§ What to work on
Go through the entries below and tally the lines containing the string "SERVICES"; report only the tally.

(Raw data)

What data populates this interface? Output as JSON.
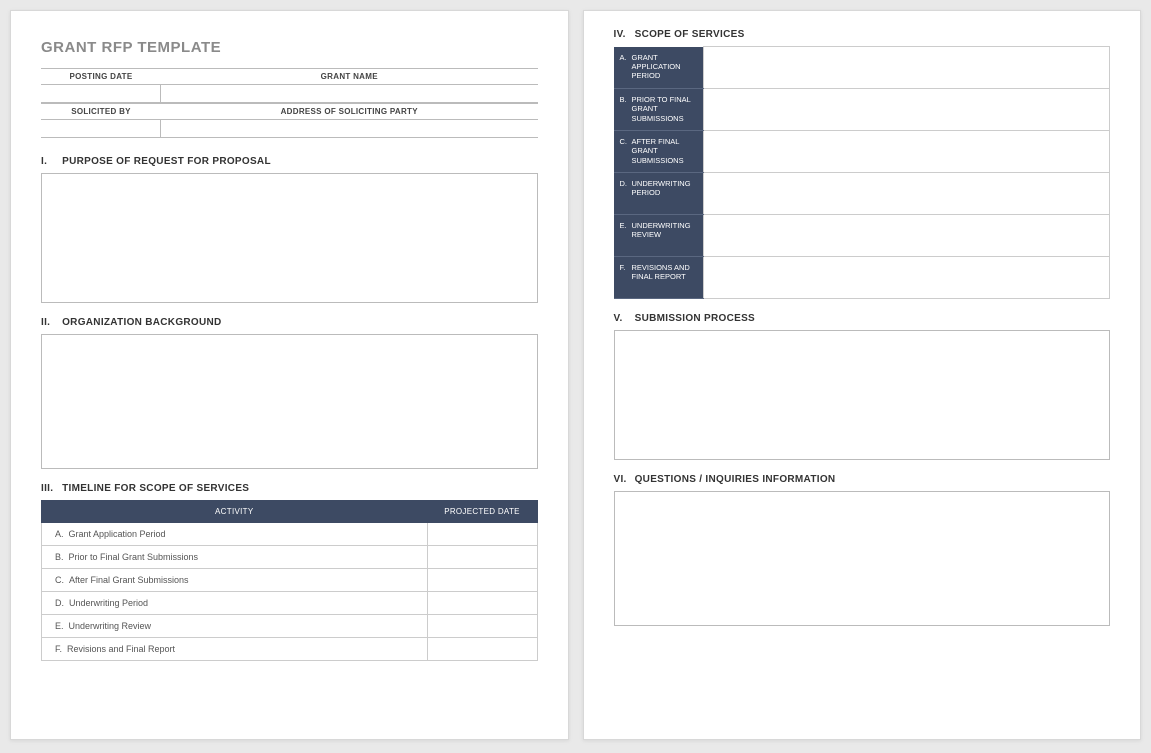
{
  "doc_title": "GRANT RFP TEMPLATE",
  "header": {
    "posting_date_label": "POSTING DATE",
    "grant_name_label": "GRANT NAME",
    "solicited_by_label": "SOLICITED BY",
    "address_label": "ADDRESS OF SOLICITING PARTY"
  },
  "sections": {
    "s1": {
      "num": "I.",
      "title": "PURPOSE OF REQUEST FOR PROPOSAL"
    },
    "s2": {
      "num": "II.",
      "title": "ORGANIZATION BACKGROUND"
    },
    "s3": {
      "num": "III.",
      "title": "TIMELINE FOR SCOPE OF SERVICES"
    },
    "s4": {
      "num": "IV.",
      "title": "SCOPE OF SERVICES"
    },
    "s5": {
      "num": "V.",
      "title": "SUBMISSION PROCESS"
    },
    "s6": {
      "num": "VI.",
      "title": "QUESTIONS / INQUIRIES INFORMATION"
    }
  },
  "timeline": {
    "col_activity": "ACTIVITY",
    "col_date": "PROJECTED DATE",
    "rows": [
      {
        "letter": "A.",
        "label": "Grant Application Period"
      },
      {
        "letter": "B.",
        "label": "Prior to Final Grant Submissions"
      },
      {
        "letter": "C.",
        "label": "After Final Grant Submissions"
      },
      {
        "letter": "D.",
        "label": "Underwriting Period"
      },
      {
        "letter": "E.",
        "label": "Underwriting Review"
      },
      {
        "letter": "F.",
        "label": "Revisions and Final Report"
      }
    ]
  },
  "scope_rows": [
    {
      "letter": "A.",
      "label": "GRANT APPLICATION PERIOD"
    },
    {
      "letter": "B.",
      "label": "PRIOR TO FINAL GRANT SUBMISSIONS"
    },
    {
      "letter": "C.",
      "label": "AFTER FINAL GRANT SUBMISSIONS"
    },
    {
      "letter": "D.",
      "label": "UNDERWRITING PERIOD"
    },
    {
      "letter": "E.",
      "label": "UNDERWRITING REVIEW"
    },
    {
      "letter": "F.",
      "label": "REVISIONS AND FINAL REPORT"
    }
  ]
}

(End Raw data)

§ Output of the exercise
2